Despite a lack of silver screen exposure, Wonder Woman’s impact on popular culture can’t be overstated. In honor of her long overdue foray into Hollywood, it’s time to take a look at the superheroines who came before her.
The first female hero to have her own title comic was Sheena, Queen of the Jungle, who appeared in 1937, four years before Wonder Woman lassoed the spotlight. Co-created by comics legend, Will Eisner, Sheena appeared continuously until 1953, both in the Jumbo Comics title and in her own series. Despite her disappearance from the mainstream, Sheena has continued to be a presence in the world of comics, with various series and films over the years and a television series produced as recently as 2002. While not technically a superhero, Sheena’s popularity, and visibility opened doors for the many super women – powered and otherwise – who came after.
A clear predecessor to Wonder Woman is the character Fantomah, first seen as a minor character in Jungle Comics #2 in 1940. Like Wonder Woman, Fantomah was a hero out of her element, existing in the modern world when her place of origin was ancient Egypt. With an array of mysterious, magical powers, Fantomah is recognized as the original superheroine, predating Wonder Woman by nearly two years. Though her appearances have been sporadic and inconsistent, Fantomah remains a part of the comic book landscape, featuring most recently in an issue of Hack/Slash in 2011.
Not long after, another superheroine emerged in the form of the Invisible Scarlet O’Neil, a sleuthy do-gooder with the power of – you guessed it – invisibility. The Invisible Scarlet O’Neil comic strip ran in the Chicago Times from 1940 to 1956 and saw Scarlet pitted against friendlier foes than her fellow heroines, mostly helping kids and catching petty criminals.
In April of 1941, just months before the debut of Wonder Woman, another crime-fighting female appeared in the newspaper funny pages: the Black Fury. The character’s name soon changed to Miss Fury, and she was both the first superheroine created by a woman – artist Tarpé Mills – and the first to have a secret identity. By day, Marla Drake was a wealthy woman-about-town, but when she donned her super-powered skintight catsuit, she became Miss Furry, the bane of mad scientists and evil Nazis everywhere. The comic strip ran until 1952, and four other characters would bear the name Black Fury in the decades that followed. After occasional resurgences throughout the ‘90s and early ‘00s, Dynamite Comics re-introduced the classic Miss Fury in the series Masks and later in her own title series. Now, the character is returning with a new six-issue miniseries, currently available in digital format and set to hit store shelves on April 13.
Even though they have faded out of public consciousness, these characters paved the way for Wonder Woman to burst onto the superhero scene and change the rules.

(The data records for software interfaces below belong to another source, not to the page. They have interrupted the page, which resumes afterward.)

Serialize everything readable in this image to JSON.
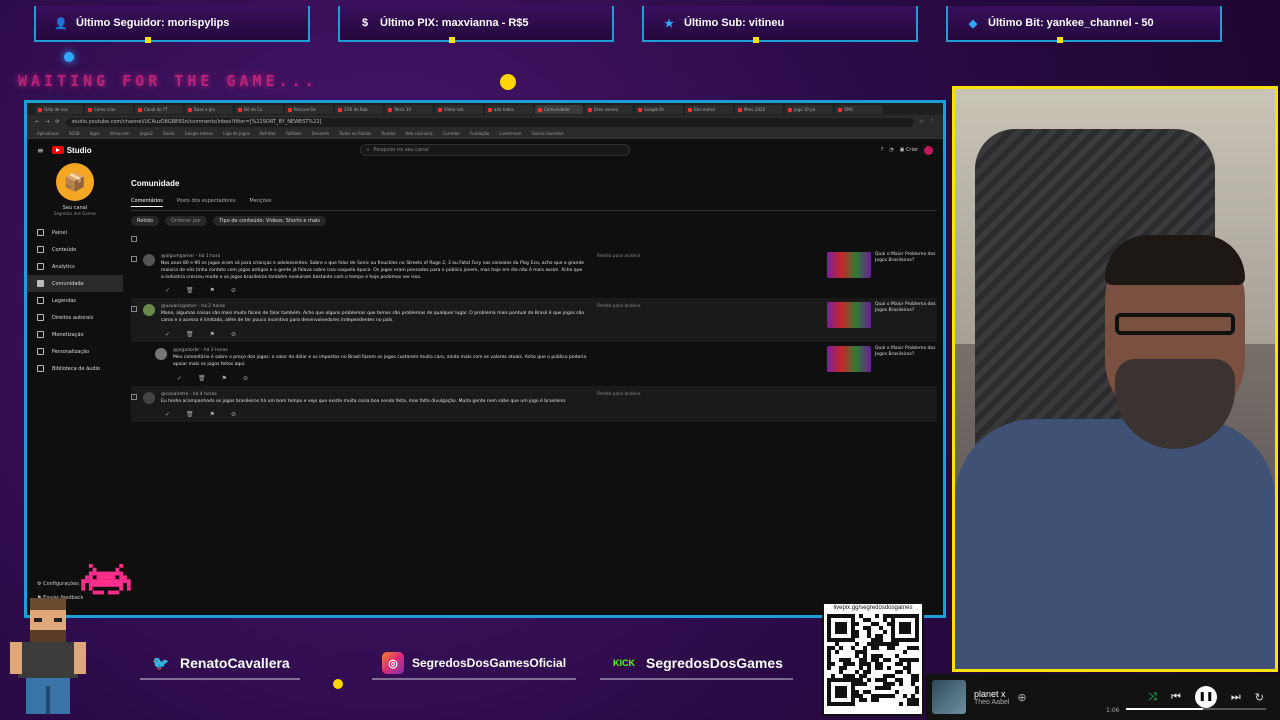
{
  "alerts": [
    {
      "icon": "user-icon",
      "label": "Último Seguidor: morispylips"
    },
    {
      "icon": "dollar-icon",
      "label": "Último PIX: maxvianna - R$5"
    },
    {
      "icon": "star-icon",
      "label": "Último Sub: vitineu"
    },
    {
      "icon": "diamond-icon",
      "label": "Último Bit: yankee_channel - 50"
    }
  ],
  "overlay": {
    "waiting_text": "WAITING FOR THE GAME..."
  },
  "browser": {
    "tabs": [
      "Odio de nos",
      "Como criar",
      "Canal do YT",
      "Boas e pla",
      "Dé de Co",
      "Procure De",
      "ZOE do Rob",
      "Tetris 10",
      "Vídeo sob",
      "ada todos",
      "Comunidade",
      "Dres sonaro",
      "Google Dr",
      "Ebo moisé",
      "Marc 2022",
      "Jogo 10 pa",
      "OMC"
    ],
    "active_tab": 10,
    "url": "studio.youtube.com/channel/UCAuzD8GBE6Sn/comments/inbox?filter=[%22SORT_BY_NEWEST%22]",
    "bookmarks": [
      "Aplicativos",
      "SGSB",
      "Apps",
      "Infracrash",
      "Jogos2",
      "Storik",
      "Google tokens",
      "Liga do Jogos",
      "Refrator",
      "FatSlots",
      "Desserts",
      "Todos no Roblox",
      "Rumbo",
      "Ade cocinaria",
      "Corredor",
      "Fundação",
      "Livestream",
      "Outros favoritos"
    ]
  },
  "studio": {
    "logo": "Studio",
    "search_placeholder": "Pesquise no seu canal",
    "create_label": "Criar",
    "channel_name": "Seu canal",
    "channel_sub": "Segredos dos Games",
    "nav": [
      "Painel",
      "Conteúdo",
      "Analytics",
      "Comunidade",
      "Legendas",
      "Direitos autorais",
      "Monetização",
      "Personalização",
      "Biblioteca de áudio"
    ],
    "active_nav": 3,
    "settings_label": "Configurações",
    "feedback_label": "Enviar feedback",
    "page_title": "Comunidade",
    "tabs": [
      "Comentários",
      "Posts dos espectadores",
      "Menções"
    ],
    "active_tab": 0,
    "filters": [
      "Retido",
      "Ordenar por",
      "Tipo de conteúdo: Vídeos, Shorts e mais"
    ],
    "comments": [
      {
        "author": "@algumgamer - há 1 hora",
        "text": "Nos anos 80 e 90 os jogos eram só para crianças e adolescentes. Sobre o que falar de Sonic ou Knuckles no Streets of Rage 2, 3 ou Fatal Fury nas consoles da Play Eco, acho que a grande maioria de nós tinha contato com jogos antigos e a gente já falava sobre isso naquela época. Os jogos eram pensados para o público jovem, mas hoje em dia não é mais assim. Acho que a indústria cresceu muito e os jogos brasileiros também evoluíram bastante com o tempo e hoje podemos ver isso.",
        "status": "Retido para análise",
        "video": "Qual o Maior Problema dos Jogos Brasileiros?"
      },
      {
        "author": "@usuariogamer - há 2 horas",
        "text": "Mano, algumas coisas são mais muito fáceis de falar também. Acho que alguns problemas que temos são problemas de qualquer lugar. O problema mais pontual do Brasil é que jogos são caros e o acesso é limitado, além de ter pouco incentivo para desenvolvedores independentes no país.",
        "status": "Retido para análise",
        "video": "Qual o Maior Problema dos Jogos Brasileiros?"
      },
      {
        "author": "@jogadorbr - há 3 horas",
        "text": "Meu comentário é sobre o preço dos jogos: o valor do dólar e os impostos no Brasil fazem os jogos custarem muito caro, ainda mais com os valores atuais. Acho que o público poderia apoiar mais os jogos feitos aqui.",
        "status": "",
        "video": "Qual o Maior Problema dos Jogos Brasileiros?"
      },
      {
        "author": "@canalretro - há 4 horas",
        "text": "Eu tenho acompanhado os jogos brasileiros há um bom tempo e vejo que existe muita coisa boa sendo feita, mas falta divulgação. Muita gente nem sabe que um jogo é brasileiro.",
        "status": "Retido para análise",
        "video": ""
      }
    ]
  },
  "social": [
    {
      "icon": "twitter-icon",
      "label": "RenatoCavallera"
    },
    {
      "icon": "instagram-icon",
      "label": "SegredosDosGamesOficial"
    },
    {
      "icon": "kick-icon",
      "icon_text": "KICK",
      "label": "SegredosDosGames"
    }
  ],
  "qr": {
    "label": "livepix.gg/segredosdosgames"
  },
  "player": {
    "title": "planet x",
    "artist": "Theo Aabel",
    "time": "1:06",
    "progress": 0.55
  },
  "colors": {
    "accent": "#1c9fd6",
    "webcam_border": "#ffe100",
    "magenta": "#ff2d8c"
  }
}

Wonder Woman, in turn, created opportunities for the generations of super women that followed. Here’s hoping that her big screen success will open more doors for lady-led action films in the future.